TASK: Copy each line below in which the string "path" appears.

---

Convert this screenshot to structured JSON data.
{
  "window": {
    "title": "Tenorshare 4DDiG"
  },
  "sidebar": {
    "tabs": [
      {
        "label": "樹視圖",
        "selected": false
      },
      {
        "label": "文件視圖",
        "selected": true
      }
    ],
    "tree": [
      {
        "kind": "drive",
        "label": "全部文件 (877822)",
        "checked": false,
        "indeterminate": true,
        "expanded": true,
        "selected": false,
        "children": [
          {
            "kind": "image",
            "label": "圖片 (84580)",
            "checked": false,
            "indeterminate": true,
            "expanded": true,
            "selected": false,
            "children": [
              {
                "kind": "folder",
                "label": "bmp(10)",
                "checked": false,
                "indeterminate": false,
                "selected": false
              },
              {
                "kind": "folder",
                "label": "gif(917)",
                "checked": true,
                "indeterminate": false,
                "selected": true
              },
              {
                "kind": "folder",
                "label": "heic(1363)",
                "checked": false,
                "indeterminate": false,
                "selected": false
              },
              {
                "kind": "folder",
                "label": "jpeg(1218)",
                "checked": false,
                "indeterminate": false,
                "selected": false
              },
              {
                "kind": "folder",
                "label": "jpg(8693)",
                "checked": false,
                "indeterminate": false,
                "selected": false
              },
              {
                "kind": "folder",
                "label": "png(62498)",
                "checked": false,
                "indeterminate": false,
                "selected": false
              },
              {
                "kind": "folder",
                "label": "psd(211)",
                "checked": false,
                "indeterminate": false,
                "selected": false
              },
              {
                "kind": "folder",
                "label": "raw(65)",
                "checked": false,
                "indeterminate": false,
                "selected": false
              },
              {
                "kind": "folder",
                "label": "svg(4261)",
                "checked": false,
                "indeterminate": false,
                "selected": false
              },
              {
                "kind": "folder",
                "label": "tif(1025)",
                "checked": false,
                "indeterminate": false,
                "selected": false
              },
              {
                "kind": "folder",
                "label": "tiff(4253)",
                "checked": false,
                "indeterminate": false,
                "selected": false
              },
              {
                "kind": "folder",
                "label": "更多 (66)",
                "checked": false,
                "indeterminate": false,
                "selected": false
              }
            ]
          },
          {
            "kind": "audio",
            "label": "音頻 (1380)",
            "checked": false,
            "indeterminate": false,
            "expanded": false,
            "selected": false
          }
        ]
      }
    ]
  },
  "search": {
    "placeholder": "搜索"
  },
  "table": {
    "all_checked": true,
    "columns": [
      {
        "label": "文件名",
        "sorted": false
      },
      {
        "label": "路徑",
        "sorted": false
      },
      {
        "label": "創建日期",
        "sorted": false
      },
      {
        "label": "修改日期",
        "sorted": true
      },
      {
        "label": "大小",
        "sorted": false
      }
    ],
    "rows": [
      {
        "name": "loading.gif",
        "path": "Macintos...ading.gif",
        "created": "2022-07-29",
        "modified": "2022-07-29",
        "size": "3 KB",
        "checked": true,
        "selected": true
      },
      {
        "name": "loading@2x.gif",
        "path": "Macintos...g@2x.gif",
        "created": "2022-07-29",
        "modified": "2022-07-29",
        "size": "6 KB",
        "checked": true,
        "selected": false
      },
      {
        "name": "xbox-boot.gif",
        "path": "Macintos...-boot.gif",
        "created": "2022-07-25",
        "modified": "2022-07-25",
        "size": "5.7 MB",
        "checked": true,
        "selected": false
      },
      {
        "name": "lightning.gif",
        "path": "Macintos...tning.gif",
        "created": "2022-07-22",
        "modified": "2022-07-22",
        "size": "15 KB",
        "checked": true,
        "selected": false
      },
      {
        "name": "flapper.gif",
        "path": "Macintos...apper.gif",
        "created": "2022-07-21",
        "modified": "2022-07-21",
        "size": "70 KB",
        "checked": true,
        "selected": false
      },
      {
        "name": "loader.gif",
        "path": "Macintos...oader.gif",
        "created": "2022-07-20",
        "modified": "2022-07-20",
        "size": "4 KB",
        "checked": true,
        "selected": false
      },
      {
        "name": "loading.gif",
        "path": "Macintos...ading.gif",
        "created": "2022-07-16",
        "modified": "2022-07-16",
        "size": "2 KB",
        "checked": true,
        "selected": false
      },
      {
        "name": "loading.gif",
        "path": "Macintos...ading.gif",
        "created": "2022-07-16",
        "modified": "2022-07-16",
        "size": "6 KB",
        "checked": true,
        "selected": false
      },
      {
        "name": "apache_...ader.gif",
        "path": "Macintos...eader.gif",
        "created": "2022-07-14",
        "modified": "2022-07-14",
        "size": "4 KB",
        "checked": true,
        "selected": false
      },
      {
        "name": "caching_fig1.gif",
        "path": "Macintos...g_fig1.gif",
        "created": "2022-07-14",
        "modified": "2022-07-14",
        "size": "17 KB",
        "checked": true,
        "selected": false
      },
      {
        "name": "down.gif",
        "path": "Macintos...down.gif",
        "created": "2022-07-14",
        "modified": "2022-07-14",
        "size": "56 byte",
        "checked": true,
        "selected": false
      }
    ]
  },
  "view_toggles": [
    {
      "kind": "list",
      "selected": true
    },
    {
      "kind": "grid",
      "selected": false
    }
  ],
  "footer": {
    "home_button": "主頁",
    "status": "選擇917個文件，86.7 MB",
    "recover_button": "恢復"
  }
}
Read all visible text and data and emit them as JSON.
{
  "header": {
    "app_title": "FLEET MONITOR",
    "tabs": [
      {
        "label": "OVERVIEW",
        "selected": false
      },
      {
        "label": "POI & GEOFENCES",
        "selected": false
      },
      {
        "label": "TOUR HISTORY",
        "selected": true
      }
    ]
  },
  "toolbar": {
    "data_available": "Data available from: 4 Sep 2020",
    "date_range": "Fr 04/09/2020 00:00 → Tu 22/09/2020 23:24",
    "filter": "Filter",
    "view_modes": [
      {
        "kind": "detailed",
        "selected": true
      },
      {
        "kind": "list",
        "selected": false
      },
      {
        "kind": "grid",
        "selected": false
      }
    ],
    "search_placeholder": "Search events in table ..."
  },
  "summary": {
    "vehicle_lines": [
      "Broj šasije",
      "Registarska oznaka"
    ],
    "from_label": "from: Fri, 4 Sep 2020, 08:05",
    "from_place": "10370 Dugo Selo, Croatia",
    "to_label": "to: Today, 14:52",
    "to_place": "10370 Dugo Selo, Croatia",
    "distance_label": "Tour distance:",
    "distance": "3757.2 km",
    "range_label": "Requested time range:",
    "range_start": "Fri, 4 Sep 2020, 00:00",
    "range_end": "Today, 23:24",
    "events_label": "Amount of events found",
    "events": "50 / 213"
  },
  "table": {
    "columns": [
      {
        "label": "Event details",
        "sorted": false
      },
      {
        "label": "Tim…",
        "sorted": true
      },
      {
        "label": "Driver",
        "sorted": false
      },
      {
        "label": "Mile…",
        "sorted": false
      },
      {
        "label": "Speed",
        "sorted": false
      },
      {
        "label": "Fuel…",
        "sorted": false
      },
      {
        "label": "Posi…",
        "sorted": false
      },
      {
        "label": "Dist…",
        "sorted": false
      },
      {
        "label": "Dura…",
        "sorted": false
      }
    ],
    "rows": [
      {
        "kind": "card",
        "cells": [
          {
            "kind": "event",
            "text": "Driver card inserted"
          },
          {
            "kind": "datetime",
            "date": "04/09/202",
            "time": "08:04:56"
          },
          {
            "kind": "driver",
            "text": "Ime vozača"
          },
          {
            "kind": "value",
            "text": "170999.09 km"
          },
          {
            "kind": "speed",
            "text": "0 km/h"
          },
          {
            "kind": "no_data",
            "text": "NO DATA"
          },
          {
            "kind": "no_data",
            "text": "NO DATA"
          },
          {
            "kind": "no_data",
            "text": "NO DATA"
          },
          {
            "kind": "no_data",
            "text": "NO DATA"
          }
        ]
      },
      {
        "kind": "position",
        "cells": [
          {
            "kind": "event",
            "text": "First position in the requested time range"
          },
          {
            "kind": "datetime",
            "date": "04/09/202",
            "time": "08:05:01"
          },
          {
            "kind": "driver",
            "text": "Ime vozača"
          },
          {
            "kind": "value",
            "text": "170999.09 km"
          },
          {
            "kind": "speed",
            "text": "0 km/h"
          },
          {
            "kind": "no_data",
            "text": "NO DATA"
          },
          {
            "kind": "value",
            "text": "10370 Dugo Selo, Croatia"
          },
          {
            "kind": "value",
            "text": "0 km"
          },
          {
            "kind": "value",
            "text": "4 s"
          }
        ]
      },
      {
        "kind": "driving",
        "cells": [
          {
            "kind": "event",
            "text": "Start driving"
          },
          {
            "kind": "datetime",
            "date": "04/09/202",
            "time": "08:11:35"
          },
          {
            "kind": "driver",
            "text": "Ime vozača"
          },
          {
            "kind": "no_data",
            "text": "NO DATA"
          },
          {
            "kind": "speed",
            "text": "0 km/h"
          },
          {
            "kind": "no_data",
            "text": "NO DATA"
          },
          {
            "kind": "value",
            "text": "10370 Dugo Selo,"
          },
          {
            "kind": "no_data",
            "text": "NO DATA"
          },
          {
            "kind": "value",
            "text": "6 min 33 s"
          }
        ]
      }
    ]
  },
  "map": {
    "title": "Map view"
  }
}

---

ANSWER TO THIS EXERCISE:
        "path": "Macintos...ading.gif",
        "path": "Macintos...g@2x.gif",
        "path": "Macintos...-boot.gif",
        "path": "Macintos...tning.gif",
        "path": "Macintos...apper.gif",
        "path": "Macintos...oader.gif",
        "path": "Macintos...ading.gif",
        "path": "Macintos...ading.gif",
        "path": "Macintos...eader.gif",
        "path": "Macintos...g_fig1.gif",
        "path": "Macintos...down.gif",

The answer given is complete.